■ Assignment
Filter the records below and copy every line containing the word "label".

■ Data listing
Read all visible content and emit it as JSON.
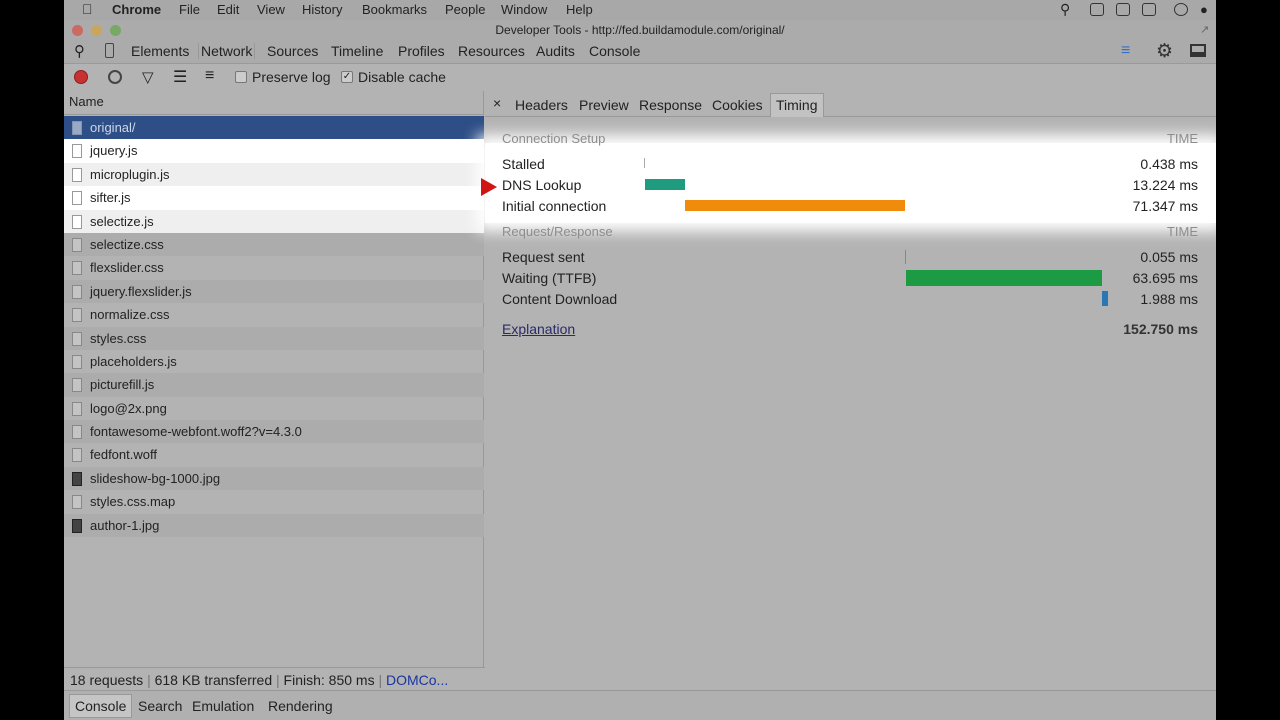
{
  "menubar": {
    "app": "Chrome",
    "items": [
      "File",
      "Edit",
      "View",
      "History",
      "Bookmarks",
      "People",
      "Window",
      "Help"
    ]
  },
  "window": {
    "title": "Developer Tools - http://fed.buildamodule.com/original/"
  },
  "panels": [
    "Elements",
    "Network",
    "Sources",
    "Timeline",
    "Profiles",
    "Resources",
    "Audits",
    "Console"
  ],
  "toolbar": {
    "preserve_log": "Preserve log",
    "disable_cache": "Disable cache",
    "preserve_checked": false,
    "disable_checked": true
  },
  "requests": {
    "header": "Name",
    "items": [
      "original/",
      "jquery.js",
      "microplugin.js",
      "sifter.js",
      "selectize.js",
      "selectize.css",
      "flexslider.css",
      "jquery.flexslider.js",
      "normalize.css",
      "styles.css",
      "placeholders.js",
      "picturefill.js",
      "logo@2x.png",
      "fontawesome-webfont.woff2?v=4.3.0",
      "fedfont.woff",
      "slideshow-bg-1000.jpg",
      "styles.css.map",
      "author-1.jpg"
    ],
    "selected": "original/"
  },
  "status": {
    "requests": "18 requests",
    "transferred": "618 KB transferred",
    "finish": "Finish: 850 ms",
    "dom": "DOMCo..."
  },
  "drawer_tabs": [
    "Console",
    "Search",
    "Emulation",
    "Rendering"
  ],
  "detail_tabs": [
    "Headers",
    "Preview",
    "Response",
    "Cookies",
    "Timing"
  ],
  "detail_close": "×",
  "timing": {
    "connection_setup": {
      "title": "Connection Setup",
      "time_header": "TIME",
      "rows": [
        {
          "label": "Stalled",
          "value": "0.438 ms",
          "color": "#aaaaaa"
        },
        {
          "label": "DNS Lookup",
          "value": "13.224 ms",
          "color": "#1f9c80"
        },
        {
          "label": "Initial connection",
          "value": "71.347 ms",
          "color": "#f18b0c"
        }
      ]
    },
    "request_response": {
      "title": "Request/Response",
      "time_header": "TIME",
      "rows": [
        {
          "label": "Request sent",
          "value": "0.055 ms",
          "color": "#888888"
        },
        {
          "label": "Waiting (TTFB)",
          "value": "63.695 ms",
          "color": "#1c9b44"
        },
        {
          "label": "Content Download",
          "value": "1.988 ms",
          "color": "#2a77b4"
        }
      ]
    },
    "explanation": "Explanation",
    "total": "152.750 ms"
  }
}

■ Response to the exercise
          "label": "Stalled",
          "label": "DNS Lookup",
          "label": "Initial connection",
          "label": "Request sent",
          "label": "Waiting (TTFB)",
          "label": "Content Download",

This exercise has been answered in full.